Entries from a dataset of interfaces
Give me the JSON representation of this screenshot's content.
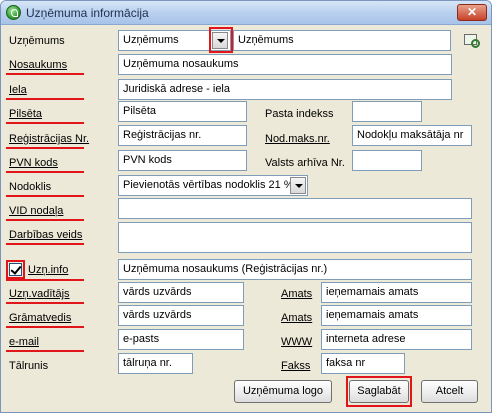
{
  "window": {
    "title": "Uzņēmuma informācija",
    "close_glyph": "✕"
  },
  "form": {
    "uznemums": {
      "label": "Uzņēmums",
      "select_value": "Uzņēmums",
      "value": "Uzņēmums"
    },
    "nosaukums": {
      "label": "Nosaukums",
      "value": "Uzņēmuma nosaukums"
    },
    "iela": {
      "label": "Iela",
      "value": "Juridiskā adrese - iela"
    },
    "pilseta": {
      "label": "Pilsēta",
      "value": "Pilsēta"
    },
    "pasta_indekss": {
      "label": "Pasta indekss",
      "value": ""
    },
    "registracijas_nr": {
      "label": "Reģistrācijas Nr.",
      "value": "Reģistrācijas nr."
    },
    "nod_maks_nr": {
      "label": "Nod.maks.nr.",
      "value": "Nodokļu maksātāja nr"
    },
    "pvn_kods": {
      "label": "PVN kods",
      "value": "PVN kods"
    },
    "valsts_arhiva_nr": {
      "label": "Valsts arhīva Nr.",
      "value": ""
    },
    "nodoklis": {
      "label": "Nodoklis",
      "value": "Pievienotās vērtības nodoklis 21 %"
    },
    "vid_nodala": {
      "label": "VID nodaļa",
      "value": ""
    },
    "darbibas_veids": {
      "label": "Darbības veids",
      "value": ""
    },
    "uzn_info": {
      "label": "Uzņ.info",
      "checked": true,
      "value": "Uzņēmuma nosaukums (Reģistrācijas nr.)"
    },
    "uzn_vaditajs": {
      "label": "Uzņ.vadītājs",
      "value": "vārds uzvārds",
      "amats_label": "Amats",
      "amats_value": "ieņemamais amats"
    },
    "gramatvedis": {
      "label": "Grāmatvedis",
      "value": "vārds uzvārds",
      "amats_label": "Amats",
      "amats_value": "ieņemamais amats"
    },
    "email": {
      "label": "e-mail",
      "value": "e-pasts",
      "www_label": "WWW",
      "www_value": "interneta adrese"
    },
    "talrunis": {
      "label": "Tālrunis",
      "value": "tālruņa nr.",
      "fakss_label": "Fakss",
      "fakss_value": "faksa nr"
    }
  },
  "buttons": {
    "logo": "Uzņēmuma logo",
    "save": "Saglabāt",
    "cancel": "Atcelt"
  },
  "colors": {
    "highlight": "#e2151b",
    "window_bg": "#ece9d8",
    "title_blue": "#bcd3ef"
  },
  "icons": [
    "app-icon",
    "close-icon",
    "dropdown-arrow-icon",
    "search-icon",
    "checkbox-checked-icon"
  ]
}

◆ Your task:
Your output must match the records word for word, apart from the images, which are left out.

◆ Output for this exercise:
Give me the JSON representation of this screenshot's content.
{
  "window": {
    "title": "Uzņēmuma informācija",
    "close_glyph": "✕"
  },
  "form": {
    "uznemums": {
      "label": "Uzņēmums",
      "select_value": "Uzņēmums",
      "value": "Uzņēmums"
    },
    "nosaukums": {
      "label": "Nosaukums",
      "value": "Uzņēmuma nosaukums"
    },
    "iela": {
      "label": "Iela",
      "value": "Juridiskā adrese - iela"
    },
    "pilseta": {
      "label": "Pilsēta",
      "value": "Pilsēta"
    },
    "pasta_indekss": {
      "label": "Pasta indekss",
      "value": ""
    },
    "registracijas_nr": {
      "label": "Reģistrācijas Nr.",
      "value": "Reģistrācijas nr."
    },
    "nod_maks_nr": {
      "label": "Nod.maks.nr.",
      "value": "Nodokļu maksātāja nr"
    },
    "pvn_kods": {
      "label": "PVN kods",
      "value": "PVN kods"
    },
    "valsts_arhiva_nr": {
      "label": "Valsts arhīva Nr.",
      "value": ""
    },
    "nodoklis": {
      "label": "Nodoklis",
      "value": "Pievienotās vērtības nodoklis 21 %"
    },
    "vid_nodala": {
      "label": "VID nodaļa",
      "value": ""
    },
    "darbibas_veids": {
      "label": "Darbības veids",
      "value": ""
    },
    "uzn_info": {
      "label": "Uzņ.info",
      "checked": true,
      "value": "Uzņēmuma nosaukums (Reģistrācijas nr.)"
    },
    "uzn_vaditajs": {
      "label": "Uzņ.vadītājs",
      "value": "vārds uzvārds",
      "amats_label": "Amats",
      "amats_value": "ieņemamais amats"
    },
    "gramatvedis": {
      "label": "Grāmatvedis",
      "value": "vārds uzvārds",
      "amats_label": "Amats",
      "amats_value": "ieņemamais amats"
    },
    "email": {
      "label": "e-mail",
      "value": "e-pasts",
      "www_label": "WWW",
      "www_value": "interneta adrese"
    },
    "talrunis": {
      "label": "Tālrunis",
      "value": "tālruņa nr.",
      "fakss_label": "Fakss",
      "fakss_value": "faksa nr"
    }
  },
  "buttons": {
    "logo": "Uzņēmuma logo",
    "save": "Saglabāt",
    "cancel": "Atcelt"
  },
  "colors": {
    "highlight": "#e2151b",
    "window_bg": "#ece9d8",
    "title_blue": "#bcd3ef"
  },
  "icons": [
    "app-icon",
    "close-icon",
    "dropdown-arrow-icon",
    "search-icon",
    "checkbox-checked-icon"
  ]
}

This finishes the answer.